Yes, they were really, really sharp on the ’78 tour. Haven’t got the dvd yet but have had bootlegs of some of those shows, and they’re smoking.
The 1982 me probably would have had to think twice (I hated Love You Live when a friend would play it) but probably would have ended up going. I did go see them in the 1989 on the Steel Wheels tour at Arrowhead in Kansas City. I remember Living Color opened up for them and that’s about it.
I turn down a lot of stadium shows now — U2, Springsteen, ugh. I don’t need that now, but in 1982 — it was still a novelty to me.
I voted guilty. I would think even a bad Stones show would still have some entertainment value, even if it allowed to flaunt your snobbery from the 2nd row.

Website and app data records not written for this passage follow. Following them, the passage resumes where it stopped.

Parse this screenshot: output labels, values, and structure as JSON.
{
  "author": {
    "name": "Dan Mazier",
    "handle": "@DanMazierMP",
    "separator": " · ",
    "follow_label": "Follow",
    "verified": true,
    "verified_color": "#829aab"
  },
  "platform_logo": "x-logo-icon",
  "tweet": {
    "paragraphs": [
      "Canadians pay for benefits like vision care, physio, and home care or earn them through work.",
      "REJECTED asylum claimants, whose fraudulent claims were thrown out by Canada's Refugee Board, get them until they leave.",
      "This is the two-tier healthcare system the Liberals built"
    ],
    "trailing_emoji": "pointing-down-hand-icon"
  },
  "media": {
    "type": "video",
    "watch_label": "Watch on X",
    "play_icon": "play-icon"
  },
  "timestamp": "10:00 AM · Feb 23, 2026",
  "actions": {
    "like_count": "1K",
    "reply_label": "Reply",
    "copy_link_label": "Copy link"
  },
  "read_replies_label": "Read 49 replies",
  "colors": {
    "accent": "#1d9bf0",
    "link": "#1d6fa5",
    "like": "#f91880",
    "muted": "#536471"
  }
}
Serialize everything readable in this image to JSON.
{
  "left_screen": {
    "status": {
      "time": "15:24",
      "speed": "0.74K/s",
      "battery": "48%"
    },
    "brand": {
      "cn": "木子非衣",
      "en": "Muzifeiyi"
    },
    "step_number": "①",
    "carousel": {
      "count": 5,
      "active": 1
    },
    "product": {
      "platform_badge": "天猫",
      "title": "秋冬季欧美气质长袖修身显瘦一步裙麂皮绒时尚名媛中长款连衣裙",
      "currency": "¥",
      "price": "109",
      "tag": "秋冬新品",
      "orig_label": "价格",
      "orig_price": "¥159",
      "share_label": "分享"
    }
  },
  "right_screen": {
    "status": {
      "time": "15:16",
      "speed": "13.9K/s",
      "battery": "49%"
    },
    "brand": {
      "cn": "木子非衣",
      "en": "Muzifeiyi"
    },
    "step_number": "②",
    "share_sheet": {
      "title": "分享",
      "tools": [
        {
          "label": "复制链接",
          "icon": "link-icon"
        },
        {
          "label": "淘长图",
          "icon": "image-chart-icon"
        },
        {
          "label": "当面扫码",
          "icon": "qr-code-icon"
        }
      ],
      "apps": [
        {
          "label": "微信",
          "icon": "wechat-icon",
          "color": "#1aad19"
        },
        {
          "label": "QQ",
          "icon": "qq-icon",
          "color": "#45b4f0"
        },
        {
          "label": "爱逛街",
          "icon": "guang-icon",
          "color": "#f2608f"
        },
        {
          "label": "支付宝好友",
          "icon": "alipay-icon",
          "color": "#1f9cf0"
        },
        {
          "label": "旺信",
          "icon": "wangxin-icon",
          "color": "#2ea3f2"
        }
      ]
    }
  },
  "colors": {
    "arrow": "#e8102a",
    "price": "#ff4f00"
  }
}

I had a similar (but lesser) moment in college. Our friend Wallace urged me to join him at a small club to see Gang of Four. But at that time they had ditched their drummer and I was appalled at the prospect of seeing them with a drum machine. Of course, they had brought along a real drummer and apparently they were awesome. It’s the one show I regret to this day. My snobbishness got the best of me.
Too cool, Mod, get over yourself. I saw that tour in Philly (opening show of the tour, I think). It was a huge deal for us as seniors in High School to take a “college visitation day” and see the Stones. Good show, memories a little fuzzy.
I have posted here before about seeing The Who on the ridiculous Tommy tour from the 5th or 6th row. Just to be that close to it was kind of amazing. Bittman sez “even if they were second row seats…they aren’t playing to the second row at a stadium show”. True, it is like being an ant. An ant ONSTAGE!
I sure attended more than my share of Nets games with the G-man back in the day…
Sorry Mr. Mod, I had to go with the guilty vote. Although not on the top of your list at the time, the event itself, and hanging out with the frat brothers would have been a party opportunity I would not have missed. In a semi similar situation I have to confess to attending a “Clash” show on their final tour in support of the “mush” album Cut The Crap. Had a great time, had no other Clash show to compare it to, and the show and energy itself was top notch for what it was.
So how about a thread for: Shows I almost did not go to but was glad I did!
Great thread idea! Stay tuned. I have to say, I like your angle on convicting me.